Surely you have heard of the buzzword phrase “thought leader.” No matter what industry or vertical your brand is in and whether you are a B2B or B2C business, you have thought leaders within that industry. Whether it is you or a member of your company that you are looking to position as a thought leader, it is important to write content with the tone and voice of a true industry expert, possibly even an industry genius.
Here are a few ways to approach content writing with the voice of an industry thought leader:
- Think like you are already a thought leader if you want to write like one
- Use personal stories to relate to the information approached in your content
- Never be scared to share information about what you know and don’t second guess yourself and your knowledge about the topic
- Don’t be afraid of a little self-promotion or promotion for your business
- Stay consistently up to date and informed on what the already-established experts and thought leaders in your industry are talking about and refer to their opinions and sharing their views in your own content, helping associate yourself with existing thought leaders
- Establish a unique, consistent tone in content that flows similarly to how you would sound if you were talking directly to the reader
Remember, writing two or three great pieces of content as an industry expert will not land you in the position of being regarded as an industry thought leader in a few weeks or on accident. Utilizing content to position yourself and your company as thought leaders is a long-term, consistent effort. However, the incredible positioning for your company and yourself are truly worth their weight in gold when you consider your business’s success levels and revenue streams.
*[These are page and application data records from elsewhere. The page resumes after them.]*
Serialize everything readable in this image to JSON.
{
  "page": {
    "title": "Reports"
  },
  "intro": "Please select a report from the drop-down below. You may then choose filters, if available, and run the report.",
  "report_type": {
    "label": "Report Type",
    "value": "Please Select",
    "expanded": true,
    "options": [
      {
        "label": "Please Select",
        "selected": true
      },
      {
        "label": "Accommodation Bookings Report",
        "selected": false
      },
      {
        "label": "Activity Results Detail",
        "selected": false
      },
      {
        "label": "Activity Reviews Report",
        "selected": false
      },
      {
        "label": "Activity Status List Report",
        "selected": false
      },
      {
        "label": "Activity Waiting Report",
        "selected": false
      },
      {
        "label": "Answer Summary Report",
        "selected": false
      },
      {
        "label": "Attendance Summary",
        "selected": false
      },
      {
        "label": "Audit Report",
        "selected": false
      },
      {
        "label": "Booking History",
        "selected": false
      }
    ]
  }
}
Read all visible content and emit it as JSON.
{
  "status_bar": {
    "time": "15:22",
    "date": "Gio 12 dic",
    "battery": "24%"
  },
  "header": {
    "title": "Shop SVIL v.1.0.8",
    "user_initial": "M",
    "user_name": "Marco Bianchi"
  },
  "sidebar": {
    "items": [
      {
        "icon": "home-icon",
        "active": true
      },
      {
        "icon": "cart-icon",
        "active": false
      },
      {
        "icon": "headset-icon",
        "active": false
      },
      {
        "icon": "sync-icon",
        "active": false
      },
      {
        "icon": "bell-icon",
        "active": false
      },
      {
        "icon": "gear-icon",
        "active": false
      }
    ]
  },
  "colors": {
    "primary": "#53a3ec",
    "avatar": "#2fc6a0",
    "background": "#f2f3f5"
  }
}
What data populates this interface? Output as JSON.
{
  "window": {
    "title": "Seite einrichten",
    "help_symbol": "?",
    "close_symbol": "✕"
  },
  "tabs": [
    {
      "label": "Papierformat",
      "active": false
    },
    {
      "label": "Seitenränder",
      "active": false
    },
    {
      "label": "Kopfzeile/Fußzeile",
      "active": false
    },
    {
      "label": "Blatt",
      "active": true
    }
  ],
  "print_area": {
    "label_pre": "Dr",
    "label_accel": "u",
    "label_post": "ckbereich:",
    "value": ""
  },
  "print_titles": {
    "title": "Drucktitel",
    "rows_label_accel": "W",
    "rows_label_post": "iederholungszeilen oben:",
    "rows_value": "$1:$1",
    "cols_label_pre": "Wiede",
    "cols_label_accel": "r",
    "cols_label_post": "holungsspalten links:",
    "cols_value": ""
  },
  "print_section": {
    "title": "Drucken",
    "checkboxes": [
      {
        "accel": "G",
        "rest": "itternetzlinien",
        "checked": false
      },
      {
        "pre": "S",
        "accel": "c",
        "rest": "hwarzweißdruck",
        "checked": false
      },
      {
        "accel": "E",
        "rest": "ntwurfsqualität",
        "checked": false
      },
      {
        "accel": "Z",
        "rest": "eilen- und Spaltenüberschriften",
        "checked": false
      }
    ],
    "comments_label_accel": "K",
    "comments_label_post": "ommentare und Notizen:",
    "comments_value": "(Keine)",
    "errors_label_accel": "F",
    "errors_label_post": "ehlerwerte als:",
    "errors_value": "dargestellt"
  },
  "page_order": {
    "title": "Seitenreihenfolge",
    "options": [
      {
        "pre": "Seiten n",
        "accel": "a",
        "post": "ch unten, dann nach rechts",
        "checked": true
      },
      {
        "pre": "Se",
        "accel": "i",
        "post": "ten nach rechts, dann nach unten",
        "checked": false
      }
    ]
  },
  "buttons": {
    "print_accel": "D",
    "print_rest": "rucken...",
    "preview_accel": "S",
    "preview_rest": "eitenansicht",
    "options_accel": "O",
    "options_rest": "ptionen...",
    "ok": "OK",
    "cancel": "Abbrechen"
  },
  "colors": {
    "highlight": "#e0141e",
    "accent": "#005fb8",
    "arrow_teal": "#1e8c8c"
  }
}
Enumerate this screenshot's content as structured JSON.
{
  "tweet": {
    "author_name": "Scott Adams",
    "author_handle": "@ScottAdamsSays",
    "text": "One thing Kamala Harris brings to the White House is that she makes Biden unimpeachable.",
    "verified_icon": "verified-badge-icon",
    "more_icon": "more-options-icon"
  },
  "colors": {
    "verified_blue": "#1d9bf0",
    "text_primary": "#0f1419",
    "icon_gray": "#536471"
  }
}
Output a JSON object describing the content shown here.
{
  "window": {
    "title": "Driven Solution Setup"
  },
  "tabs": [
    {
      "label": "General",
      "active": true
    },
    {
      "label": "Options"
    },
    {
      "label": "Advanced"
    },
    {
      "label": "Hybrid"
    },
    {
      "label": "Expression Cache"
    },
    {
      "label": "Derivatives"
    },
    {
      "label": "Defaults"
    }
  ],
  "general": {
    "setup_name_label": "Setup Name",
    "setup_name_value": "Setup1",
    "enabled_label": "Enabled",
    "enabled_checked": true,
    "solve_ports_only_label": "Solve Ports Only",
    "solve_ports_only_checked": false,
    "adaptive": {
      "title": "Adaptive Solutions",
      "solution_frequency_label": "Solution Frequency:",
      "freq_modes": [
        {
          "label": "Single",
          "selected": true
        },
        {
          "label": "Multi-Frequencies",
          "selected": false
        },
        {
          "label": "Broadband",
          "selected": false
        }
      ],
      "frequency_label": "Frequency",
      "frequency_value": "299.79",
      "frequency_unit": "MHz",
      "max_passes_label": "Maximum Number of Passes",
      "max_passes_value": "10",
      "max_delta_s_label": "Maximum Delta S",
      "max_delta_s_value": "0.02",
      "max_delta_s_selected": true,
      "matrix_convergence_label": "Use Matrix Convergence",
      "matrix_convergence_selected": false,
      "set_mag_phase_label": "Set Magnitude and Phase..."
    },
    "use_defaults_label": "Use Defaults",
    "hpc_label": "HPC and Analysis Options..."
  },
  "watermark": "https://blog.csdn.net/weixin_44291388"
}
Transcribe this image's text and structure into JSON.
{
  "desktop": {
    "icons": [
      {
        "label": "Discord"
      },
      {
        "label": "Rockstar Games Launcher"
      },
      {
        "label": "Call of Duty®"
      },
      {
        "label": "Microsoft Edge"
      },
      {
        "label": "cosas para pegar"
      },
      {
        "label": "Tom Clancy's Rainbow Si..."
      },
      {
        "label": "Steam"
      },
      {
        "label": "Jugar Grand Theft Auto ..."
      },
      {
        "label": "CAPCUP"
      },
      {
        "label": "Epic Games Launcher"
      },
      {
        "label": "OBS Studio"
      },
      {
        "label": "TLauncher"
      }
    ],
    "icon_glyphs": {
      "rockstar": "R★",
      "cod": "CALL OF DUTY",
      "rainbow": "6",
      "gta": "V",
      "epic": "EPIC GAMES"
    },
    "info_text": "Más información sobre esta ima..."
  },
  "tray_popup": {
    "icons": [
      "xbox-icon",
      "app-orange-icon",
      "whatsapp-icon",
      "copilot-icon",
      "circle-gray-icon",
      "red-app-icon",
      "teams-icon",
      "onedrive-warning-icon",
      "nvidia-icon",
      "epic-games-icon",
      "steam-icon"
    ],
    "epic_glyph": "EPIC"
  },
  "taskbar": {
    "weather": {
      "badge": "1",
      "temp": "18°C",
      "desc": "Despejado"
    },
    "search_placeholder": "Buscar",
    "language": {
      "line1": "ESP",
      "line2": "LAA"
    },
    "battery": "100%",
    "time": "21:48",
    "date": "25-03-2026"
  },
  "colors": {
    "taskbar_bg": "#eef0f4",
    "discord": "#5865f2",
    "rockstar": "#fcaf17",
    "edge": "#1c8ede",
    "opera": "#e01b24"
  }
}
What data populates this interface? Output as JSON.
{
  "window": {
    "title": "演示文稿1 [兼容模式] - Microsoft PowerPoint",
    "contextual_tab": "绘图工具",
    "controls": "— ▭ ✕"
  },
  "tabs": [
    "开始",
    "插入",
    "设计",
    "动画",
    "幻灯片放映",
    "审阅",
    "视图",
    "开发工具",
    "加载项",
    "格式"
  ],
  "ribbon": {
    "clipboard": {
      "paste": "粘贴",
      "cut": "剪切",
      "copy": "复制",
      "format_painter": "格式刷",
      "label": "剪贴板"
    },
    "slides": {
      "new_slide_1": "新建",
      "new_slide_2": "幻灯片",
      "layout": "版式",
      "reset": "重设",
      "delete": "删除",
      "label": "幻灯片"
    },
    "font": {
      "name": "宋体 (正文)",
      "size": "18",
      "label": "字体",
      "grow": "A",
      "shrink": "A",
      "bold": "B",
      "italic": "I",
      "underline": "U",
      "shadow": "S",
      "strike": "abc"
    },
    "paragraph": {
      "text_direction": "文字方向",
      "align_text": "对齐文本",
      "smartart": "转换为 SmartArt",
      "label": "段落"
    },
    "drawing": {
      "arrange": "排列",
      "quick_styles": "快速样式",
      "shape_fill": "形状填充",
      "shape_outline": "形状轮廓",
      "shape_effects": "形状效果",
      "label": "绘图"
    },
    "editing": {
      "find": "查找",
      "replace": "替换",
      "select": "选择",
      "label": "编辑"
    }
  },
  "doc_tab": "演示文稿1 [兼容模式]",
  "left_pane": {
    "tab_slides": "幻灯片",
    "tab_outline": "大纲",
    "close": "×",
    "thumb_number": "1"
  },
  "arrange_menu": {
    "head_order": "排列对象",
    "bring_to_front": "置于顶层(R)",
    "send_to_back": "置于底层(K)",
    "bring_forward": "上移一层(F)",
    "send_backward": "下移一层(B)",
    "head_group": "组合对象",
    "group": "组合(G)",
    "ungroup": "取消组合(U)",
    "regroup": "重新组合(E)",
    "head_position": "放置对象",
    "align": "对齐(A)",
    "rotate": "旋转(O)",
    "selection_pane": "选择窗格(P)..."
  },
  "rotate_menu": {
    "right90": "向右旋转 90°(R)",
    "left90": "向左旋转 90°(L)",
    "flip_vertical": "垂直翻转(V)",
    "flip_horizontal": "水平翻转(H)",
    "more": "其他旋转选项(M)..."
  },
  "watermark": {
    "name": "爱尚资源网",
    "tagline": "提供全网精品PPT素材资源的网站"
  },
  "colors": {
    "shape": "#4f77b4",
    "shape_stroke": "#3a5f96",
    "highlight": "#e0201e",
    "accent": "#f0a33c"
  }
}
6. Not Tracking Analytics and Hard Data to Build and Adjust your Business’s Content Creation Strategy
No matter how much time, effort and dedication you and your team put into your company’s content marketing campaign, it won’t reach its full potential and achieve the goals your company desires if you aren’t collecting and using hard data to help your content creation strategy thrive. By now, you’ve established your target audience(s) for your company’s product or services. Now comes the part that requires a trial-and-error approach, determining what kind of content actually resonates with your audience.
Modern analytics platforms and tools are incredibly accurate and will give you an incredibly in-depth look at how each piece of content on your website is performing with your target audience. You can see the word-count of the articles with the most traffic, You can also view data such as which pieces of content have the lowest bounce rate and the longest average time that visitors stay on specific pages to read those specific high-performing content pieces. You and your team would then write more of the types of content that perform best. By looking at the articles with the highest bounce rate, you will know what type of content isn’t resonating with your site visitors and discontinue writing those types of articles to focus more on high-performing content.
You should also be using these analytics tools to monitor and analyze how your competitors’ digital content is performing and what type of content is garnering your competitors the most return on investment (ROI). You can also work with a marketing agency or digital professional to set this up and/or report data to you.
7. Lack of Consistent Content Publishing
Finally and most simply, always, always, always be consistent in your content publishing schedule.
Thanks for reading "Are You Making These Common Small Business Content Creation Mistakes", by the Linchpin Team in Chicago, Raleigh, and Wake Forest.